If you have a panache for elegance and enjoy growing home-reared squash, beans, and tomatoes in your backyard, then a potager garden is perfect for you.
Potager – which in French literally means ‘for the soup pot’ – combines the practical nature of the English kitchen garden with the stylishness of French fashion.
Recreating the French Countryside in Your Backyard
You might say a potager is an ornamental vegetable garden. The basic idea is to choose plants for both their edible and decorative characteristics.
There are many diverse potager designs. Some potager enthusiasts tout designs that repeat a certain pattern or symmetrical shape. Others prefer the look of traditional French cottage gardens, which tend to be a little less formal.
Here are some of the basic principles of creating a potager.
Focus on geometric designs and symmetry.
Plan your garden’s layout carefully. Formal, geometric, and symmetrical designs help to create a sense of order. The gardens of the French Renaissance provide a particular wealth of design ideas.
Forget about traditional rows. Diagonals, zigzags, and circles will all work well for your vegetable and flower beds. Checkerboard patterns can look quite striking, too.
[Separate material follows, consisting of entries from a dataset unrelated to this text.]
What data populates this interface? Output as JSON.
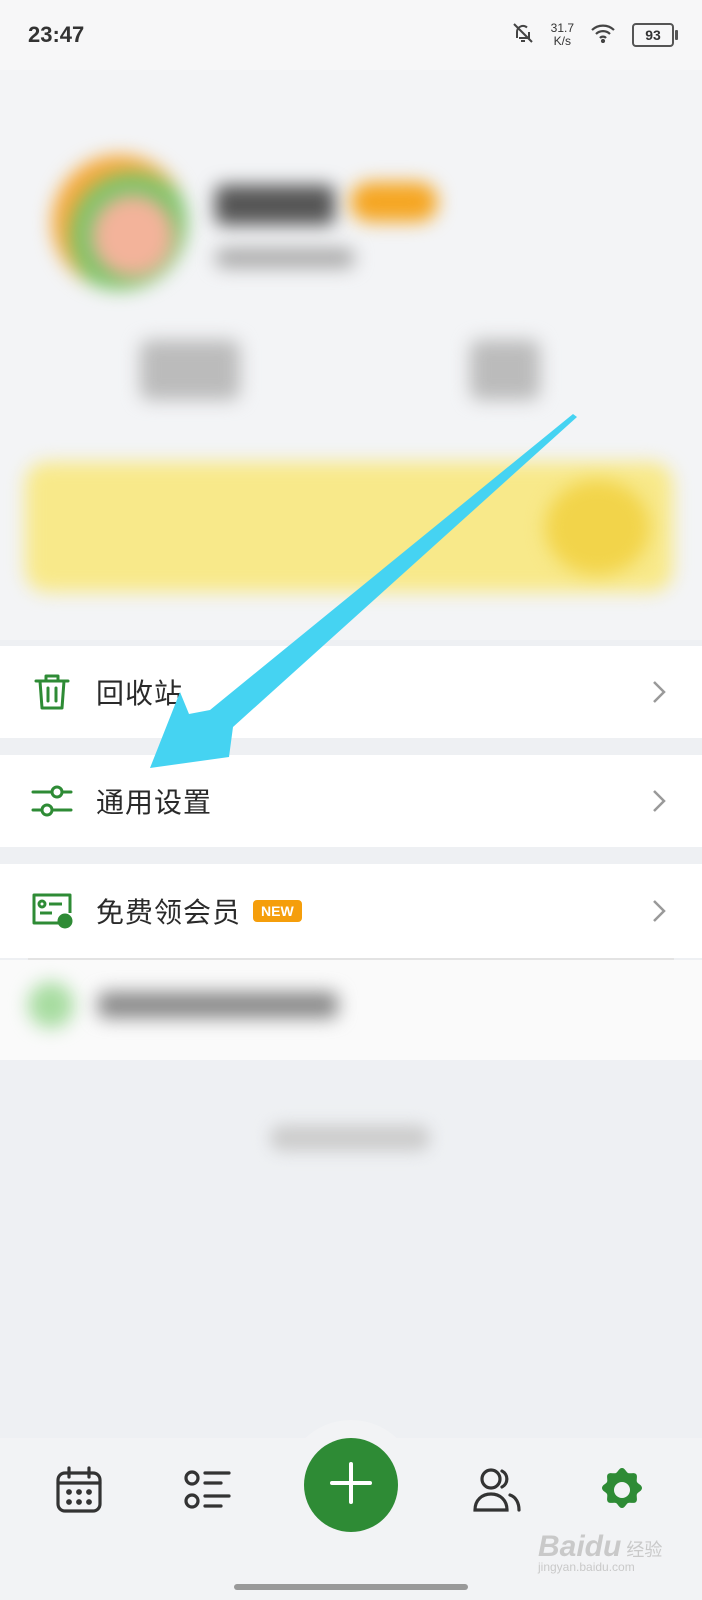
{
  "status_bar": {
    "time": "23:47",
    "net_speed_value": "31.7",
    "net_speed_unit": "K/s",
    "battery": "93"
  },
  "menu": {
    "recycle": {
      "label": "回收站"
    },
    "general_settings": {
      "label": "通用设置"
    },
    "free_vip": {
      "label": "免费领会员",
      "badge": "NEW"
    }
  },
  "colors": {
    "accent": "#2e8b35",
    "badge": "#f59e0b",
    "arrow": "#45d3f2"
  },
  "tabs": [
    "calendar-icon",
    "list-icon",
    "add-icon",
    "people-icon",
    "settings-gear-icon"
  ],
  "watermark": {
    "brand": "Baidu",
    "cn": "经验",
    "url": "jingyan.baidu.com"
  }
}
Create a sense of flow and direction.
You need to plan your garden for both beauty and function. This means you want to give a lot more thought to your paths and create a sense of direction to your garden.
Rhythm is best achieved with a repetition of the same plant at intervals within the design. If you’re keen on growing a particular type of vegetable or herb, plant them as accents or use them as edging.
“This has the added advantage of helping to confuse insect pests so they are less likely to attack your crops,” says writer and garden expert Ann Marie Hendry for GrowVeg.
Whatever format you choose, your garden should flow so you want to stroll through it as much as you want to harvest vegetables.
Devise a focal point.
Your garden’s focal point can be anything you like: a container overflowing with ornamental kale, an obelisk, or an archway dripping with beans and vines, or a towering globe artichoke.
What may start out as just a nondescript grouping of plants is given definition by a focal point. They give the eyes a place to rest.
Choose plants for both your kitchen and visual appeal.
Since you are designing a French garden, you will need to consider the ornamental value of each plant, even the vegetables. Select plants both for your cooking needs and their aesthetic appeal.
Color is an obvious consideration. Colorful ornamental plants, which are usually included in a potager, highlight varying textures and convey a sense of drama.
Flowers are likewise essential French garden plants. Consider flowers that match the size, shape and color of your chosen vegetables.
You may want to include perennial herbs and flower patches along the walkways, as well.
Looks Good, Tastes Good, Too!
Potager gardens have become quite popular in the design world over the past few years. Many people wonder how to design a potager garden for their home. Designing a potager garden is easy if you are familiar with the basic principles.
Potager gardens do not need to be fussy and overelaborate. Your potager design can be as complicated or as simple as you wish.
The key is to make your garden look as good as it tastes.